> _TASK TO COMPLETE_: Your task is to copy each line of the material below that includes "report".

:::

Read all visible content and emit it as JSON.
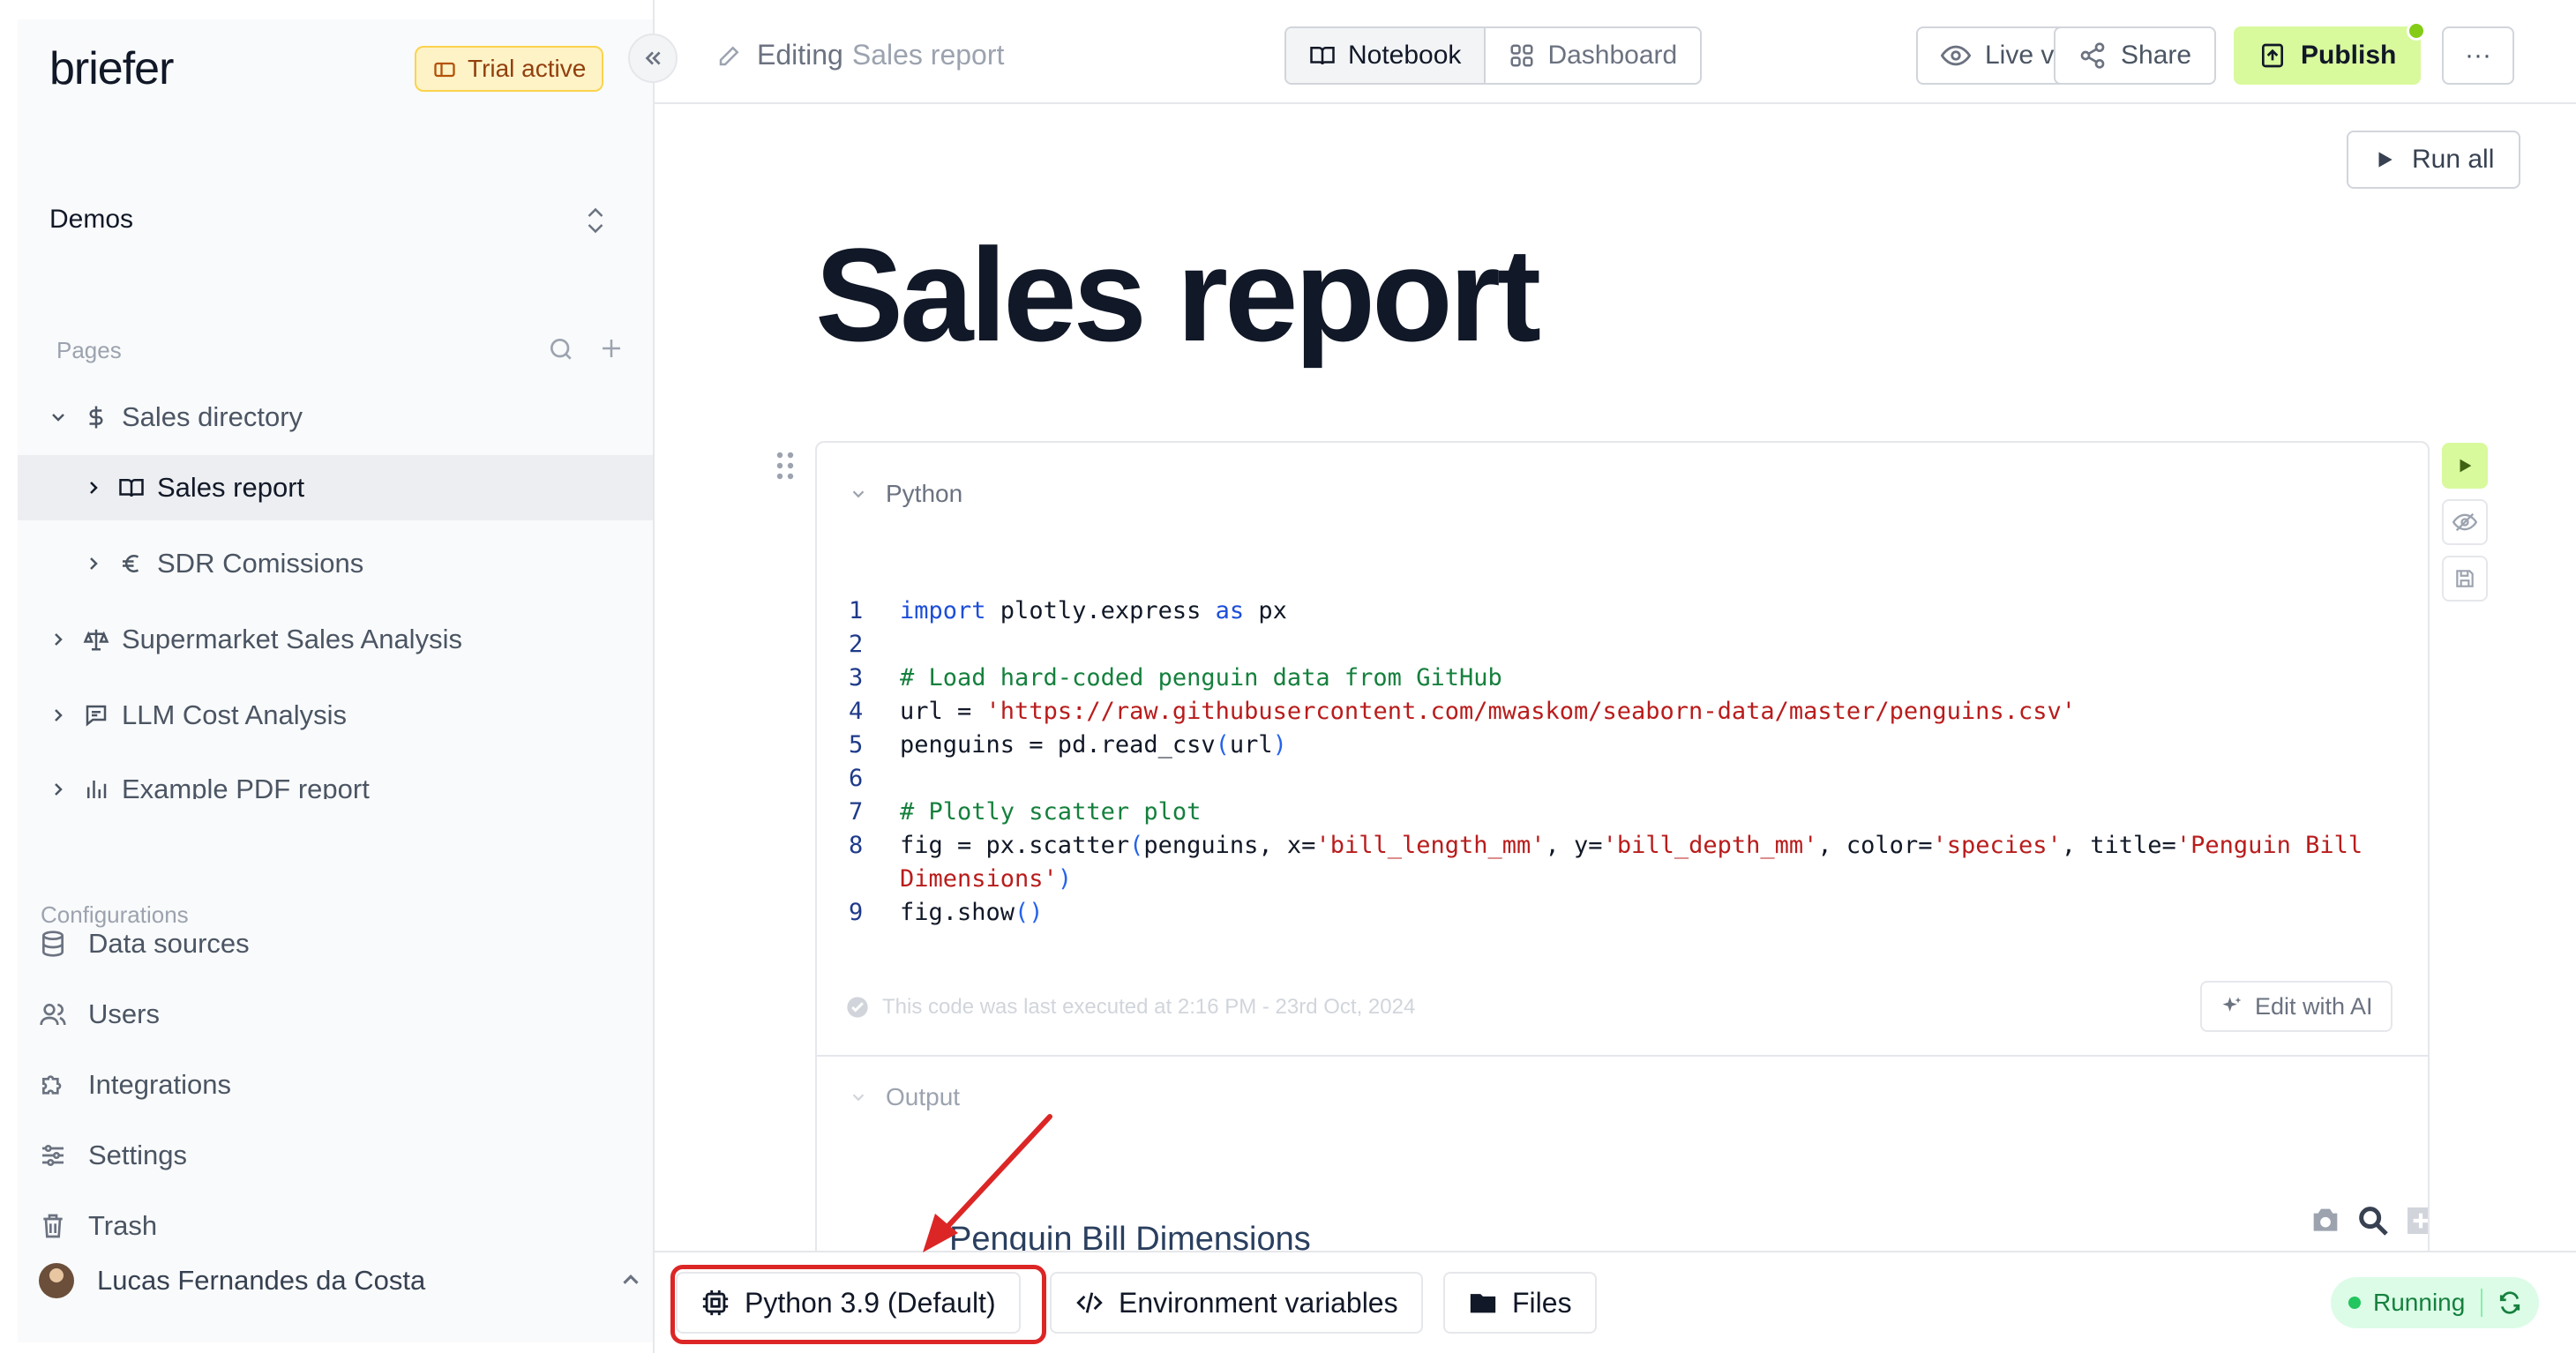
{
  "app": {
    "logo": "briefer",
    "trial_badge": "Trial active"
  },
  "sidebar": {
    "workspace": "Demos",
    "pages_label": "Pages",
    "pages": [
      {
        "label": "Sales directory",
        "icon": "dollar-icon"
      },
      {
        "label": "Sales report",
        "icon": "book-icon"
      },
      {
        "label": "SDR Comissions",
        "icon": "euro-icon"
      },
      {
        "label": "Supermarket Sales Analysis",
        "icon": "scale-icon"
      },
      {
        "label": "LLM Cost Analysis",
        "icon": "chat-icon"
      },
      {
        "label": "Example PDF report",
        "icon": "bar-chart-icon"
      }
    ],
    "configurations_label": "Configurations",
    "configurations": [
      {
        "label": "Data sources",
        "icon": "database-icon"
      },
      {
        "label": "Users",
        "icon": "users-icon"
      },
      {
        "label": "Integrations",
        "icon": "puzzle-icon"
      },
      {
        "label": "Settings",
        "icon": "sliders-icon"
      },
      {
        "label": "Trash",
        "icon": "trash-icon"
      }
    ],
    "user_name": "Lucas Fernandes da Costa"
  },
  "topbar": {
    "editing_prefix": "Editing",
    "editing_doc": "Sales report",
    "tab_notebook": "Notebook",
    "tab_dashboard": "Dashboard",
    "live_version": "Live version",
    "share": "Share",
    "publish": "Publish",
    "more": "···"
  },
  "main": {
    "run_all": "Run all",
    "title": "Sales report",
    "block_type": "Python",
    "code_lines": [
      {
        "n": "1",
        "html": "<span class=\"kw\">import</span> plotly.express <span class=\"kw\">as</span> px"
      },
      {
        "n": "2",
        "html": ""
      },
      {
        "n": "3",
        "html": "<span class=\"cm\"># Load hard-coded penguin data from GitHub</span>"
      },
      {
        "n": "4",
        "html": "url = <span class=\"st\">'https://raw.githubusercontent.com/mwaskom/seaborn-data/master/penguins.csv'</span>"
      },
      {
        "n": "5",
        "html": "penguins = pd.read_csv<span class=\"pn\">(</span>url<span class=\"pn\">)</span>"
      },
      {
        "n": "6",
        "html": ""
      },
      {
        "n": "7",
        "html": "<span class=\"cm\"># Plotly scatter plot</span>"
      },
      {
        "n": "8",
        "html": "fig = px.scatter<span class=\"pn\">(</span>penguins, x=<span class=\"st\">'bill_length_mm'</span>, y=<span class=\"st\">'bill_depth_mm'</span>, color=<span class=\"st\">'species'</span>, title=<span class=\"st\">'Penguin Bill</span>"
      },
      {
        "n": "",
        "html": "<span class=\"st\">Dimensions'</span><span class=\"pn\">)</span>"
      },
      {
        "n": "9",
        "html": "fig.show<span class=\"pn\">()</span>"
      }
    ],
    "executed_note": "This code was last executed at 2:16 PM - 23rd Oct, 2024",
    "edit_with_ai": "Edit with AI",
    "output_label": "Output",
    "output_chart_title": "Penguin Bill Dimensions"
  },
  "bottombar": {
    "python_env": "Python 3.9 (Default)",
    "env_vars": "Environment variables",
    "files": "Files",
    "status": "Running"
  },
  "colors": {
    "accent_lime": "#d9f99d",
    "annotation_red": "#dc2626",
    "running_green": "#15803d"
  }
}
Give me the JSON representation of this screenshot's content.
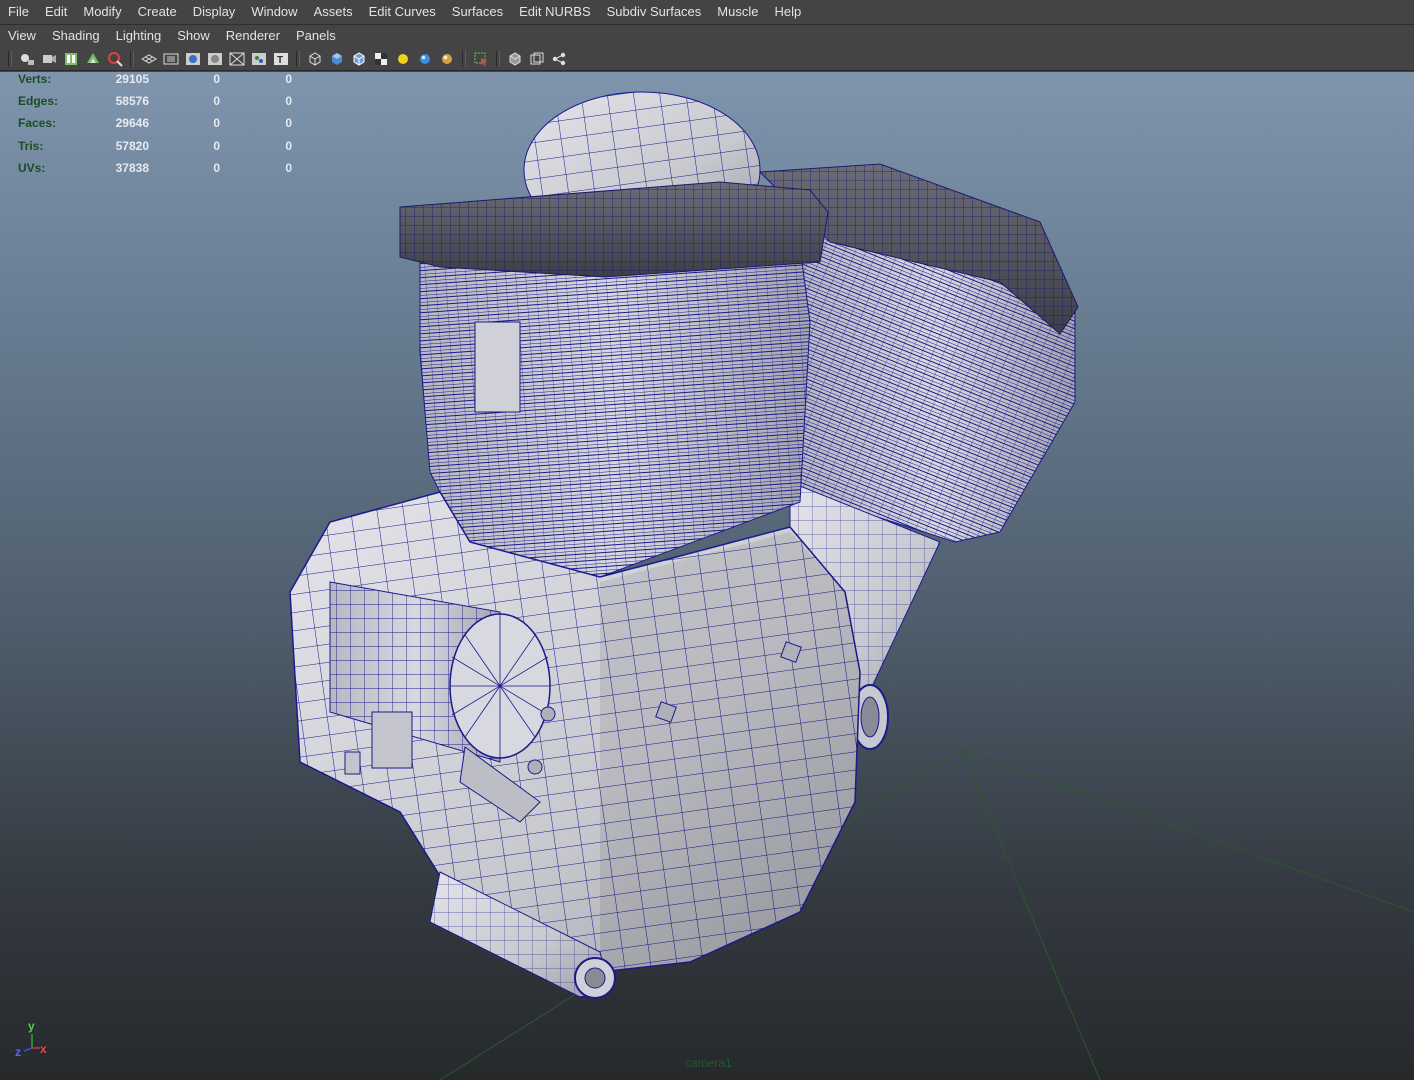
{
  "menu_bar": {
    "items": [
      "File",
      "Edit",
      "Modify",
      "Create",
      "Display",
      "Window",
      "Assets",
      "Edit Curves",
      "Surfaces",
      "Edit NURBS",
      "Subdiv Surfaces",
      "Muscle",
      "Help"
    ]
  },
  "panel_menu": {
    "items": [
      "View",
      "Shading",
      "Lighting",
      "Show",
      "Renderer",
      "Panels"
    ]
  },
  "toolbar": {
    "icons": [
      "camera-select-icon",
      "camera-attributes-icon",
      "bookmarks-icon",
      "image-plane-icon",
      "grease-pencil-icon",
      "grid-icon",
      "film-gate-icon",
      "resolution-gate-icon",
      "gate-mask-icon",
      "field-chart-icon",
      "safe-action-icon",
      "safe-title-icon",
      "wireframe-icon",
      "smooth-shade-icon",
      "wireframe-on-shaded-icon",
      "textured-icon",
      "default-light-icon",
      "all-lights-icon",
      "shadows-icon",
      "isolate-select-icon",
      "xray-icon",
      "xray-joints-icon",
      "backface-icon"
    ]
  },
  "heads_up_display": {
    "rows": [
      {
        "label": "Verts:",
        "values": [
          "29105",
          "0",
          "0"
        ]
      },
      {
        "label": "Edges:",
        "values": [
          "58576",
          "0",
          "0"
        ]
      },
      {
        "label": "Faces:",
        "values": [
          "29646",
          "0",
          "0"
        ]
      },
      {
        "label": "Tris:",
        "values": [
          "57820",
          "0",
          "0"
        ]
      },
      {
        "label": "UVs:",
        "values": [
          "37838",
          "0",
          "0"
        ]
      }
    ]
  },
  "viewport": {
    "camera_label": "camera1",
    "axis": {
      "x": "x",
      "y": "y",
      "z": "z"
    },
    "colors": {
      "wire": "#1a1a8c",
      "hud_label": "#1b4d25",
      "hud_value": "#e9eaf0",
      "grid_line": "#2a5a2a"
    }
  }
}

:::

> _TASK SOLUTION_:
        "label": "Sales report",
        "label": "Example PDF report",
    "editing_doc": "Sales report",
    "title": "Sales report",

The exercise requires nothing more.